In most careers there will be unique opportunities and challenges for Christians who are trying to live and speak for Jesus in their workplace. What are some of the particular joys of being a Christian in your field?
Ellie: In the bus industry people come from all sorts of countries, backgrounds and ages. This creates a workforce that is an amalgamation of opinions and beliefs and makes for a surprisingly inclusive environment. People accept you as who you are and makes it easy to share your Christianity with them. Most colleagues I’ve spoken to about God see it as a quirk; something to smile at, but not pushed aside or belittled as it could have been in other environments. When asked about it, I really enjoy the openness with which I can talk about Jesus and Christianity.
Jake: The pace of work on a manufacturing site is incredibly quick and it can be really stressful. It's great to know that the God of the universe is in charge of everything, and that when things feel out of control he's still in control. I think this means there's a great opportunity to be distinctive as a Christian in the way that I can take joy in my work and treat people with respect even when work is really full on.
It's also wonderful working in the pharmaceutical industry as a Christian because you get to be involved with delivering life saving medicines to people across the world. Science is an incredible gift from God and medicine is such a wonderful part of that. The medicines we make on our site go out to people across the world who live in very different countries, cultures, and economic contexts, and it's a privilege that in a small way I get to use the gifts God has given me to help those people.
What are some of the challenges of living out your faith at work?
Ellie: Nothing too original. Everyone swears like a sailor here. It’s tricky, because as a manager, you are almost expected to swear to be taken seriously. Also due to the nature of the grad scheme which has me changing locations every so often, building relationships where people would feel comfortable opening up to me about their faith has been tricky.
Jake: I guess the flip side to the good things about working in the pharmaceutical industry is that as an Industry it doesn't exactly have the best reputation when I comes to moral or ethical integrity. I hear a lot of critiques around pharma companies capitalising on people's sickness, only developing drugs that will make them money or the large amounts they charge the developing world for medicines. I think a lot of those concerns are valid and whilst they shouldn't prevent Christians from working in the industry we need to engage with these issues and think about how we can make a difference and live for Jesus in that context.

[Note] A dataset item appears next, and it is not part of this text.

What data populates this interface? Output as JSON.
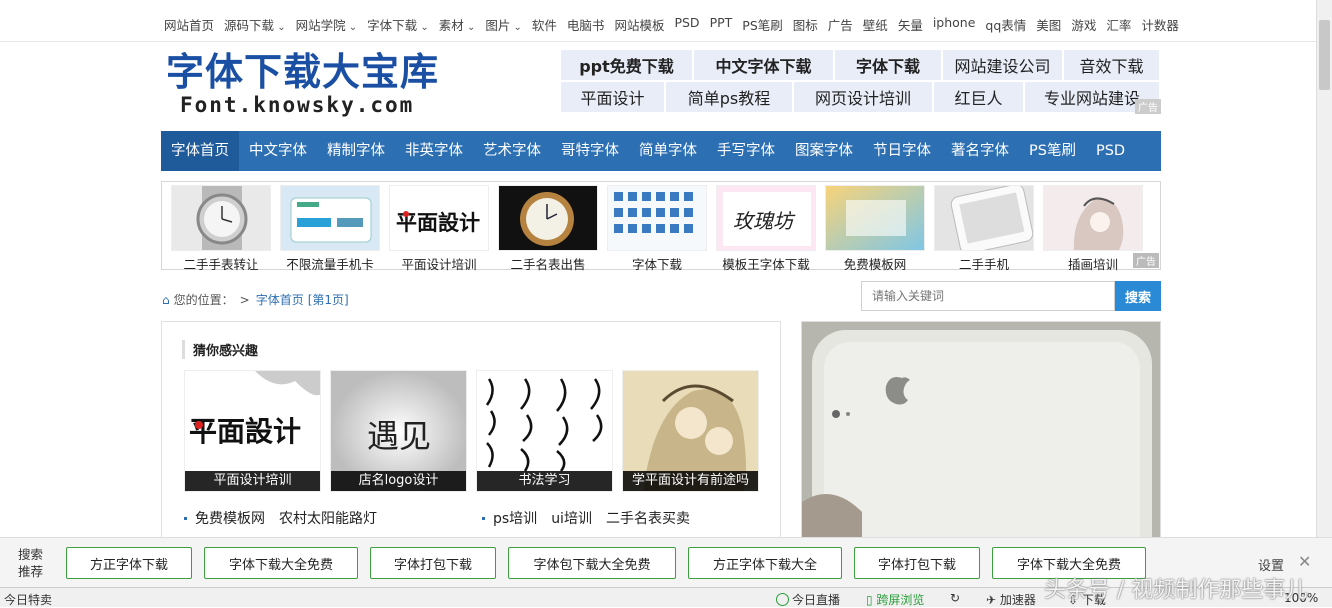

One hard thing about working with scientists is that they are a very sceptical bunch. I find that a lot of my colleagues have written off 'religion' without ever really engaging with it, and don't have any intention of changing their minds. So it can be hard to try to speak with them about Jesus, and when eventually an opportunity does come up it can feel like a pretty jaring change of gears.
Lastly, what would you say to a Christian student who’s considering pursuing a similar career?
Jake: Go for it! Working in the science industry is exciting, there's always lots to learn, and you get to do something that can impact lots of people. There also just aren't enough Christians in that area of work. I've only met a few Christians at work on a site of nearly 1500 people, and none of those were under 40. We need young Christians who can live and speak for Jesus in these industries and who can demonstrate that science isn't at odds with God.
Ellie: I’d say just do it. Don’t be afraid to passionately pursue your God-given interests and talents, as long as you keep your heart in the right place and as long as your first priority is to glorify Him. Your first job out of uni seems like a massive choice, but it really isn’t, at least not in the grand scheme of things. Pick a door that seems open, pray, go through and see what happens.